There are generally two proposals that arise during these conversations. The first is to have the copyright office or another governmental agency monitor the use of imagery and to possibly work as a sort of collection agency for usage. The second is for a corporate entity to oversee and manage this process. For one or the other of these methods to work one entity will need either extraordinary over site and the ability to reach into all corners of the internet, or there will need to be choke points built into the system through which information would need to flow. The resulting concentration of power over the flow of imagery and information would be extraordinary. The effects of this concentration of power and control are unknown but certainly can be imagined. As image makers we may quite possibly be handing over control of what we create with unintended results, a look at the changes within the stock industry over its short life might be a good example. This is not to condemn the ideas listed above, they may indeed be the best or only solution to our problem, but to ask you to be aware of what you ask for. Sometimes the results are not what we expect.
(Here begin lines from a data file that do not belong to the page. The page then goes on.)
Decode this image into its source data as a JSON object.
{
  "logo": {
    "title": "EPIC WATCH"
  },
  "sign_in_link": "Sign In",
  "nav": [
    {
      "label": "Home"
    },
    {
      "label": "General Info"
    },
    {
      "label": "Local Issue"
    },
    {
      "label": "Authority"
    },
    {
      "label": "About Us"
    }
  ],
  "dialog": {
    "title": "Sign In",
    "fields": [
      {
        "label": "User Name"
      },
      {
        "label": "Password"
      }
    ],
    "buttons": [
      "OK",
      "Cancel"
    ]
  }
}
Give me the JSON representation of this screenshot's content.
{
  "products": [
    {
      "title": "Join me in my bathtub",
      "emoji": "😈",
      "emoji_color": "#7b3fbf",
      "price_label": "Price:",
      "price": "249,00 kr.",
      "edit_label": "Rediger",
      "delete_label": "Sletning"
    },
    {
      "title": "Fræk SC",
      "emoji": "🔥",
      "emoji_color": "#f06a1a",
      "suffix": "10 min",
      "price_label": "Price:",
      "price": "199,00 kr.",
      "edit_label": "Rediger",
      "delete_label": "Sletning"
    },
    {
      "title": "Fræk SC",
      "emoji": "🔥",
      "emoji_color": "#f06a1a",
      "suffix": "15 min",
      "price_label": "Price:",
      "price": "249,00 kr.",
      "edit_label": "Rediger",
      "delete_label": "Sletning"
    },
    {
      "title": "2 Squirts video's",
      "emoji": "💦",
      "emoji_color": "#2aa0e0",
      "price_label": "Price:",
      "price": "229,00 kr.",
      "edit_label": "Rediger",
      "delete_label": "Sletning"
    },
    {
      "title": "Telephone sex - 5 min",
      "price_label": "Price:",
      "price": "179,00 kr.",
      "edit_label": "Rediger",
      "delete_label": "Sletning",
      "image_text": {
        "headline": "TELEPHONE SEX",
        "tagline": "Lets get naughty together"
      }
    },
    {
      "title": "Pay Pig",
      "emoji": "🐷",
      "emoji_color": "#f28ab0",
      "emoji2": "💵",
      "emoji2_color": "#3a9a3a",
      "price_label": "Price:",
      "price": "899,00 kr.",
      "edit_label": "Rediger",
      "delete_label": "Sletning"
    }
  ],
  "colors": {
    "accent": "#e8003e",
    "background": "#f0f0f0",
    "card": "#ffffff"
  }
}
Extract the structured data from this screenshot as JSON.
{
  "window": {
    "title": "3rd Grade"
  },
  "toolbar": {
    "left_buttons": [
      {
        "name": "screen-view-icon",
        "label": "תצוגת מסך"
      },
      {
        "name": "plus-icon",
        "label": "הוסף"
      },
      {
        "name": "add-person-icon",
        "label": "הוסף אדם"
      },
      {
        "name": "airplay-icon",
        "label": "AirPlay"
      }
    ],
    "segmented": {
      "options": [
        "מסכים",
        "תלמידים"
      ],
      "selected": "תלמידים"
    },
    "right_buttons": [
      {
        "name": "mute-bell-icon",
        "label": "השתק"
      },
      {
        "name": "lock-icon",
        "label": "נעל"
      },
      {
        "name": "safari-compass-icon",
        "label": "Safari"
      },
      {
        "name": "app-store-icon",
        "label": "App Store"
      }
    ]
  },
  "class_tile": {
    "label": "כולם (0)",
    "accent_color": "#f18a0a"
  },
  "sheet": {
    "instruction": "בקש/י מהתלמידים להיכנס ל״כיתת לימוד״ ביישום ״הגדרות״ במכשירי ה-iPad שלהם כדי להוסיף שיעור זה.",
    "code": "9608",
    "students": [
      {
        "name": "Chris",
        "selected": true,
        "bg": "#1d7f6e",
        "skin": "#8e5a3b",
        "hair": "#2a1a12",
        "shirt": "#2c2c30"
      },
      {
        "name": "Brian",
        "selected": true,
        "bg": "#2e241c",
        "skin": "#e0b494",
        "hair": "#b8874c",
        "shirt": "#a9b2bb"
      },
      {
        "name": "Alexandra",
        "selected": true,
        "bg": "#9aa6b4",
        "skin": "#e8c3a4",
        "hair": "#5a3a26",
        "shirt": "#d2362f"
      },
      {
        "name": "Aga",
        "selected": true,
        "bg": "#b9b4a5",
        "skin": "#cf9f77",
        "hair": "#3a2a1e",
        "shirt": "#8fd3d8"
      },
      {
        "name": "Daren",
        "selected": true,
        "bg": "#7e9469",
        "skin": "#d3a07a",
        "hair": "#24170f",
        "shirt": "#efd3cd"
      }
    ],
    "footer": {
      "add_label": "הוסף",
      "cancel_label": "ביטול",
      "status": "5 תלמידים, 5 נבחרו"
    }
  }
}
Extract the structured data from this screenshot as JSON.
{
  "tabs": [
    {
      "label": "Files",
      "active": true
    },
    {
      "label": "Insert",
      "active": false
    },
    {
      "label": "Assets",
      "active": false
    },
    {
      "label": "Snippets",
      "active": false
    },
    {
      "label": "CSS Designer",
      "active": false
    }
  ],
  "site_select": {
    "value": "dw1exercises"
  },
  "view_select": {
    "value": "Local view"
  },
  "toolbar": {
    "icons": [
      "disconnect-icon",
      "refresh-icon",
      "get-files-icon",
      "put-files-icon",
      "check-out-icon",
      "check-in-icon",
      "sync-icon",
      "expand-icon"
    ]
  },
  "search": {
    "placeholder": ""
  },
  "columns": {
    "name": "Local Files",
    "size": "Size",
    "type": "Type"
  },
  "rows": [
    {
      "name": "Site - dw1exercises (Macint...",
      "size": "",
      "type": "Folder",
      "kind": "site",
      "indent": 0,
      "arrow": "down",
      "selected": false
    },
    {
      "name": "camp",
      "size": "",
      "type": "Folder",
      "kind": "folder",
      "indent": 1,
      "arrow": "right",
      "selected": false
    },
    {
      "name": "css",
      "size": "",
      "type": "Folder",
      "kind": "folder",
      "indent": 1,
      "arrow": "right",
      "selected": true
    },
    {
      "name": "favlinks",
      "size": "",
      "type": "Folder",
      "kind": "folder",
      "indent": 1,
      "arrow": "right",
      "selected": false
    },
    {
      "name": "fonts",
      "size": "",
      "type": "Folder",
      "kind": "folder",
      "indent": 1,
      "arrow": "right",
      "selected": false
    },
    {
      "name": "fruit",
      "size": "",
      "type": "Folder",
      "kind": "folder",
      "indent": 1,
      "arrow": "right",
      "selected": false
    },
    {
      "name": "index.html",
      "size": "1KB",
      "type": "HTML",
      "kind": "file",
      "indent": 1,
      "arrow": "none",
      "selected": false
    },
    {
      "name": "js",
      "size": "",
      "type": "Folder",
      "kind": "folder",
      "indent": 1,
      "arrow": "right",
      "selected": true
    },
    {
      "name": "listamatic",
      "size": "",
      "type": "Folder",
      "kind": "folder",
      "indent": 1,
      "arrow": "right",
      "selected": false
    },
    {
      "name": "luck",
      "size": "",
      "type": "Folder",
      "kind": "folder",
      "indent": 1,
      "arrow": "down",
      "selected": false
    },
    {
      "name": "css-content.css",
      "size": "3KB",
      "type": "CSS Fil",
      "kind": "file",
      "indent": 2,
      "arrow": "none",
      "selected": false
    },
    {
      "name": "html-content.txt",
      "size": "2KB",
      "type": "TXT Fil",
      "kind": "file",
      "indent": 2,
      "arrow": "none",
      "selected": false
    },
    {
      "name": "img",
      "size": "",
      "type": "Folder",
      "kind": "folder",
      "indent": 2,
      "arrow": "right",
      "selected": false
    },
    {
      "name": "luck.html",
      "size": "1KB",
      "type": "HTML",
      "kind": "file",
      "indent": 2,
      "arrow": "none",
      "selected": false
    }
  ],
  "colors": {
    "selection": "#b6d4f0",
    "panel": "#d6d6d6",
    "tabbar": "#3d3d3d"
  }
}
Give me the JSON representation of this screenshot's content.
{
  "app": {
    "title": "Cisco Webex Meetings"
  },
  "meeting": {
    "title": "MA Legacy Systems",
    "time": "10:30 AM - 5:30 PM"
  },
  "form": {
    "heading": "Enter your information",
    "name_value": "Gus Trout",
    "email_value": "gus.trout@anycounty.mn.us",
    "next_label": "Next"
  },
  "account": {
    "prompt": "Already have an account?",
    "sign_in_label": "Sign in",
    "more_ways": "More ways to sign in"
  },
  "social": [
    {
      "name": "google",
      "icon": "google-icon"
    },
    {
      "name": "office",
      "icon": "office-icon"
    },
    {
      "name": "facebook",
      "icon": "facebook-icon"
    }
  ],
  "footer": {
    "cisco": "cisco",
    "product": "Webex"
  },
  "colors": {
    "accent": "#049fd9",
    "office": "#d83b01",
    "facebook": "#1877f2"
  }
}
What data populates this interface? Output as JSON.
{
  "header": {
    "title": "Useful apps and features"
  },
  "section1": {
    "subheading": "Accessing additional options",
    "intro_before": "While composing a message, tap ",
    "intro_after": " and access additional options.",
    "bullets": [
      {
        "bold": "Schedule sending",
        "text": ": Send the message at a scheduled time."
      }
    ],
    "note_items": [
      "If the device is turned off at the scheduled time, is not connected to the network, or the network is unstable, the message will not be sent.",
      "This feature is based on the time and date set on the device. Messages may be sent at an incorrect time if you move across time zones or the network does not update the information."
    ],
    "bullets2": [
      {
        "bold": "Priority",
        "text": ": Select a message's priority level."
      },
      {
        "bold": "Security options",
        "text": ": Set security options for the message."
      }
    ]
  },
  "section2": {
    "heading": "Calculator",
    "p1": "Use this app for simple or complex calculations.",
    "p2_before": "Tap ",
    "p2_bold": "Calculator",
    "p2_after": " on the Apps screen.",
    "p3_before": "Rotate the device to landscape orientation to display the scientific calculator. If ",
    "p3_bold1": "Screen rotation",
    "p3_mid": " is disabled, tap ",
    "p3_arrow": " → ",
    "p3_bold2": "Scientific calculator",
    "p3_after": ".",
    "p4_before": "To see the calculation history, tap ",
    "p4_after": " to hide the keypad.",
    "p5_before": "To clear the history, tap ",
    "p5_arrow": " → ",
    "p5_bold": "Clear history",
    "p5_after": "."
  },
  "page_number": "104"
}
Thomas Werner: Lecturer, Educator, Curator, Consultant
Thomas Werner Projects on

What is a Fashion Photograph?

Great fashion photographs are a reflection of the moral, social and economic imperatives of our time in a way that other photographic genres are not. From war time to economic booms fashion photography has shown us where our boundaries were and how we alternately sought to embrace or break them.

Beyond addressing larger social mores a great fashion photograph is about lifestyle, desire, fantasy, sensuality, and, unavoidably, commerce. It is about wanting to be the person inside in the clothes, or wanting to have the life shown within the image. It is also about identity, individuality, subculture and the desire to belong. A fashion photograph is quite simply one of the best arbiters of the time in which we live and have lived.

There are a million small details that go into the creation of a great fashion image. Once you get past casting, make-up, styling, lighting, teamwork and the other technical and pre and post-production issues, there is the movement of the garment, the gesture, the turn of a head, the gaze, the personality of the model, and the social and commercial concepts that the image define. A great portrait informs and entertains, but a fashion photograph engenders a much larger conversation.

Fashion will always have the ability to press and break boundaries. As our social mores change the envelope within which fashion exists changes as well. There will always be boundaries to push against, and designers and image makers willing to test those boundaries. This exploration does not always need to involve shock though, as companies such as Benneton, Kenneth Cole, and Prada have shown, fashion has an enormous capacity to address social issues in a diverse and intelligent manner.

In terms of the freedom in fashion to explore, the essence of creativity is freedom. Without the ability to challenge one’s own boundaries one loses the chance to be truly creative. The beauty of fashion and fashion photography is that it allows its creators to indulge their creative capacity on so many levels. It is this freedom that has allowed for the creation of so many fashion images and campaigns that have endeared, challenged, and engaged us over the years, and what gives fashion photography its unique and powerful voice.